The UK faced a challenging year says Rail Freight Group head
This has been a year of resilience and recuperation. Those were the keynote themes at the Christmas gathering of the Rail Freight Group, the industry’s representative body in the UK. The director general of the RFG, Maggie Simpson OBE, addressed around eight hundred guests, including the UK rail minister Huw Merriman and chiefs of staff from among the rail freight industry in the UK and abroad.
A weak economy fuelled by high inflation and interest rates has made 2023 tough for the rail freight industry. The sector operates on tight margins and depends on a collaborative attitude. As such, it has seen the year in better shape than many other economic sectors. Maggie Simpson’s annual keynote address was able to offer encouragement to the industry at large. She clearly pointed out that the RFG had been instrumental in lobbying for the interests of its members. It has been challenging the governments in London, Edinburgh and Cardiff to deliver a policy package supportive of the industry.
No cause for complacency in the coming year
The main challenges faced in 2023 are only too apparent. The financial crunch has hit hard. There has also been a tail-off in consumer demand and a dip in construction activity. The downturn has been particularly evident outside the London and South East region. That has hit both multimodal and bulk traffic. The primary rail freight operations have been caught in an economic pincer movement. Also, in her foreword message to guests, Maggie Simpson noted the UK Government’s decisions to curtail the HS2 high-speed rail project and to defer the rail reform programme. Both of these were double caution signals for the industry.
Maggie Simpson leads the Rail Freight Group. Image: Simon Walton.
However, the resilience of the rail freight sector has seen out the year with the industry virtually intact. That, however, leaves no cause for complacency in the coming year. “Rail freight continues to show its strength”, she said. “[It is] performing better than the economy at large and delivering modal shift from road, even in challenging times. Every single person, from train operators, customers, supply chain and support services, has worked to keep the goods moving, to grow and increase rail freight and keep their colleagues safe.”
Rail minister is listening to freight lobby

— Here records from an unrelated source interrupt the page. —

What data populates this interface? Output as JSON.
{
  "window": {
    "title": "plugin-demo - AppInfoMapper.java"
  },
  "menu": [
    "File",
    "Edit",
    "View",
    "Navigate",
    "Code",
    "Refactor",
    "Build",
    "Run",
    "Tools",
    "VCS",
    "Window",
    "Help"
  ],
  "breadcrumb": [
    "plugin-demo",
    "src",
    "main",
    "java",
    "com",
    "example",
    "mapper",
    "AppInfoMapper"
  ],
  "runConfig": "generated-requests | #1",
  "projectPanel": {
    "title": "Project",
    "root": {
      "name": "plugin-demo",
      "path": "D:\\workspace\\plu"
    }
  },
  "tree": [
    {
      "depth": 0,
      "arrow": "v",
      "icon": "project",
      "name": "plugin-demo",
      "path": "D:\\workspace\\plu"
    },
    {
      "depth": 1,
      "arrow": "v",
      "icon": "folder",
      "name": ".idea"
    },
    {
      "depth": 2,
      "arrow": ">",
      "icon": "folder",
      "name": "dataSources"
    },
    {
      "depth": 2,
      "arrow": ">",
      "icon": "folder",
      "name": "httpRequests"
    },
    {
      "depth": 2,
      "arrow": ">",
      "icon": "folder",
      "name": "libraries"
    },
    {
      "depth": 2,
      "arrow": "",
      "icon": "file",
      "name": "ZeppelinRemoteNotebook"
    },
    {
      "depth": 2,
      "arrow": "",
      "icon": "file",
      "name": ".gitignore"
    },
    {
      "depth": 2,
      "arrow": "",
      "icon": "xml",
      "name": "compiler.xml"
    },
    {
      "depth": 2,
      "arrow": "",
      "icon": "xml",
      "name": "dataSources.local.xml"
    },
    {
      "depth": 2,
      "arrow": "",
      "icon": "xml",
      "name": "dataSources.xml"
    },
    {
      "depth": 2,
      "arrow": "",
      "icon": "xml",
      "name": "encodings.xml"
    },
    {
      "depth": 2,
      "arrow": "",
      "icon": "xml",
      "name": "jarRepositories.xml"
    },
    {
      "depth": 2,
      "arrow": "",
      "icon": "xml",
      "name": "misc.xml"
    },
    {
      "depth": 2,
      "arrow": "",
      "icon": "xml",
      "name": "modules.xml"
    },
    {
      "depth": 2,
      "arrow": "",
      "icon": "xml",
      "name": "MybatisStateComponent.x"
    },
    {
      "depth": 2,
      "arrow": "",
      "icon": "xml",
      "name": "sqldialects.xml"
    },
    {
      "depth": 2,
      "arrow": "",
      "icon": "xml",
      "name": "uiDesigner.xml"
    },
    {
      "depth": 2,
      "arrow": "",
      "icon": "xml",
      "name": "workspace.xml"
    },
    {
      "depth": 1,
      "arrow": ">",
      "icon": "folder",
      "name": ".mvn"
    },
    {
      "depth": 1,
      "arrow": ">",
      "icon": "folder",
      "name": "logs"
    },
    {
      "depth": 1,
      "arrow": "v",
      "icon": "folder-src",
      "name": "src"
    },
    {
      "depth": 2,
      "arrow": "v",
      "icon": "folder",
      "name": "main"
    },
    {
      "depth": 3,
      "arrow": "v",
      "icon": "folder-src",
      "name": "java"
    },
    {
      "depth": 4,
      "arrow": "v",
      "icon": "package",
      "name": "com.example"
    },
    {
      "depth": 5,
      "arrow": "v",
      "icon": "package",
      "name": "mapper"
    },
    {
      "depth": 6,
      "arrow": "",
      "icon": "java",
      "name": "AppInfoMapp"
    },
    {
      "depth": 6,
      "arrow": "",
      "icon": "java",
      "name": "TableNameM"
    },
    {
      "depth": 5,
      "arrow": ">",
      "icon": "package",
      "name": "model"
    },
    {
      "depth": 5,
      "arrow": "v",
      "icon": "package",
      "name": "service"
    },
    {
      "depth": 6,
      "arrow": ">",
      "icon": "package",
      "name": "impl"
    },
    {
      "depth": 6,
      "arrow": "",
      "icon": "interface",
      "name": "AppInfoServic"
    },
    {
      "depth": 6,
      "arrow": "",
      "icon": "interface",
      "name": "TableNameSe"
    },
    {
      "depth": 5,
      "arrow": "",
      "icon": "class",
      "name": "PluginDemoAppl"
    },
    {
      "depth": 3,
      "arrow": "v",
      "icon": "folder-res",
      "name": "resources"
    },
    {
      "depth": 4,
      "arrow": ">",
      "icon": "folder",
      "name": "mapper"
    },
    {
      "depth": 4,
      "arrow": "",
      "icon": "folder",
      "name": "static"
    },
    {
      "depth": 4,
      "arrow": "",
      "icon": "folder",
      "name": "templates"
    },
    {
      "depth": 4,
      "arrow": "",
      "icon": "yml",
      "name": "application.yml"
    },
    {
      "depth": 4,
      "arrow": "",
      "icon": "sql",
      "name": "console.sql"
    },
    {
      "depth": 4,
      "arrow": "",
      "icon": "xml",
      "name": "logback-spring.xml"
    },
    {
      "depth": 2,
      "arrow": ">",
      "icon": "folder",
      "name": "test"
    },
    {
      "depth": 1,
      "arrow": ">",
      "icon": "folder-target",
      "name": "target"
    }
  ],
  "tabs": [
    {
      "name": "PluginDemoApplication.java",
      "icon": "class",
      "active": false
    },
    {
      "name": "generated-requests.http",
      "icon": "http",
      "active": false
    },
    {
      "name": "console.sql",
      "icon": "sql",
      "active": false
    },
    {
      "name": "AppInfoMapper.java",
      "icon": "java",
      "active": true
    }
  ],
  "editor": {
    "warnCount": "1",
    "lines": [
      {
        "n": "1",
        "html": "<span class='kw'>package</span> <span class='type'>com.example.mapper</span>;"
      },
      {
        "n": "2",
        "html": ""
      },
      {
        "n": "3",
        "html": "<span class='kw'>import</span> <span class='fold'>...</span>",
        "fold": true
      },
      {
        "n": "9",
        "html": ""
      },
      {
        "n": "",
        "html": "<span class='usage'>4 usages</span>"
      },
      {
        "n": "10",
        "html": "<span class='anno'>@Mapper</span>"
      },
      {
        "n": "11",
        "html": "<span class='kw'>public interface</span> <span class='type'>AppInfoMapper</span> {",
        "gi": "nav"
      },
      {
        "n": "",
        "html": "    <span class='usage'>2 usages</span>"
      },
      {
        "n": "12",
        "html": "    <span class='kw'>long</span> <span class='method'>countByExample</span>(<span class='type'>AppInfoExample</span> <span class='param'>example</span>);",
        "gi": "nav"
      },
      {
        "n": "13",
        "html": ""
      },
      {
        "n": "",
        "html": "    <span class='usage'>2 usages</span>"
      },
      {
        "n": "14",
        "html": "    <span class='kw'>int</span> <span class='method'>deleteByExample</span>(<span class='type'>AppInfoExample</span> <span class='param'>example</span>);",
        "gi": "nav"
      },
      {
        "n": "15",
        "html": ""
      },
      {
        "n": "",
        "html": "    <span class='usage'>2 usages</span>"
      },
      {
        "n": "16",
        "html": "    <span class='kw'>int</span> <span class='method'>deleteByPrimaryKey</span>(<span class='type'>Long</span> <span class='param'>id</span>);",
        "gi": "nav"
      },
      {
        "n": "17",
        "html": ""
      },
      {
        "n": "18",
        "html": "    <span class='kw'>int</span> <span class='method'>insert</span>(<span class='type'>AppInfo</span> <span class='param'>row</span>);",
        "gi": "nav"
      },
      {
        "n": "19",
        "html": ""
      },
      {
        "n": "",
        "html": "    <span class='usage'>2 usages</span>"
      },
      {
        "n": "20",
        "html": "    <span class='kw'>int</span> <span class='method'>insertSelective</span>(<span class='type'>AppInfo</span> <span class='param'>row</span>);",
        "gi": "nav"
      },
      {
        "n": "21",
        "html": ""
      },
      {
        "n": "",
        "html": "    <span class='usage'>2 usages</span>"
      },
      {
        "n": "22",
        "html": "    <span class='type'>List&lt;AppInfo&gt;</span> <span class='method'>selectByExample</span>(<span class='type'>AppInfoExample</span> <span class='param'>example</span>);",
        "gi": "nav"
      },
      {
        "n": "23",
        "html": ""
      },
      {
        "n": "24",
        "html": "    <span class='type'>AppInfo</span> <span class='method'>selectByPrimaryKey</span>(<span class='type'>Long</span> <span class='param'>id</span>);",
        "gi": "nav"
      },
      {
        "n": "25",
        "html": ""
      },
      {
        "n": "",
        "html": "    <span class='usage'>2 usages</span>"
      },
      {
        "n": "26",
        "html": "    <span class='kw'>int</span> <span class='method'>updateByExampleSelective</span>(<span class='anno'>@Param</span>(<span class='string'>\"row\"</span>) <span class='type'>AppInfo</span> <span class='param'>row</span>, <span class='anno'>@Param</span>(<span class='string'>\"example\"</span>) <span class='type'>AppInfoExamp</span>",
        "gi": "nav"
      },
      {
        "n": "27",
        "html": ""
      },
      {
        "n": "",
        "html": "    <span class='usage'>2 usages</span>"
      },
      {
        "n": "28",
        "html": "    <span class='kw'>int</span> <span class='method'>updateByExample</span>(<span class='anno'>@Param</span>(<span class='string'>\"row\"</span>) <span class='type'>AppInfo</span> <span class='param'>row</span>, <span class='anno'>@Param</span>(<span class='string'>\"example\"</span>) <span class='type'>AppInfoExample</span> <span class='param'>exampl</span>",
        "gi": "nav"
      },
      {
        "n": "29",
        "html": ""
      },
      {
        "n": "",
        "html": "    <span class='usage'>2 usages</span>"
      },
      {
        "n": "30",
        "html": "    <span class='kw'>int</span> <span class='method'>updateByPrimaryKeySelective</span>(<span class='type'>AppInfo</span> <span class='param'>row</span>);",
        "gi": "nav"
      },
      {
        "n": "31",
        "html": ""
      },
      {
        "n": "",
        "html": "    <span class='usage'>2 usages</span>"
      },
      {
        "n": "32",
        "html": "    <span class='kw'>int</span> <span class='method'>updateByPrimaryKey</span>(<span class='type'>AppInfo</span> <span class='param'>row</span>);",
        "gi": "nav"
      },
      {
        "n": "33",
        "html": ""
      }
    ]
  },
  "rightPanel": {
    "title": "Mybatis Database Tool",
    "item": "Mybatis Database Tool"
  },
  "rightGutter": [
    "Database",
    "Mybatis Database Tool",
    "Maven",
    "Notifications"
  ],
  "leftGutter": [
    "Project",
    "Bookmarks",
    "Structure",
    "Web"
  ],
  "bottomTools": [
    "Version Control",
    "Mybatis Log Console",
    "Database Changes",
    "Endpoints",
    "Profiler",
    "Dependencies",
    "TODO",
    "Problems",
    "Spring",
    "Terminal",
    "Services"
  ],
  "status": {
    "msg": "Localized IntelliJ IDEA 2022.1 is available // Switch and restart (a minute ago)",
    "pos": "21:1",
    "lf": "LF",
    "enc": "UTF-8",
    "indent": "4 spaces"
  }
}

The lobbying effort from the RFG has helped make a case for rail freight to stakeholders across industry and government. “This has included our policy work on rail reform”, she said. Simpson referred to the intention to replace the national infrastructure agency, Network Rail, with the more overarching management body, Great British Railways. That move is still on the agenda despite some wavering during the year. The dedicated freight team within the transition body must owe some debt to the Rail Freight Group, for its prominence within the planning for the new body.
Returning to her written foreword, Maggie Simpson noted the role rail freight continues to play in the construction of HS2. That contribution remains critical, even in HS2’s truncated West London to Birmingham form. Simpson also alluded to the sector’s self-improvement drive. Decarbonisation, digitalisation, research and development have all been fostered by groups within the RFG. It’s a welcome development despite a year beset by clear and present challenges. “The input of members is absolutely key to making the case for rail freight”, concluded Simpson.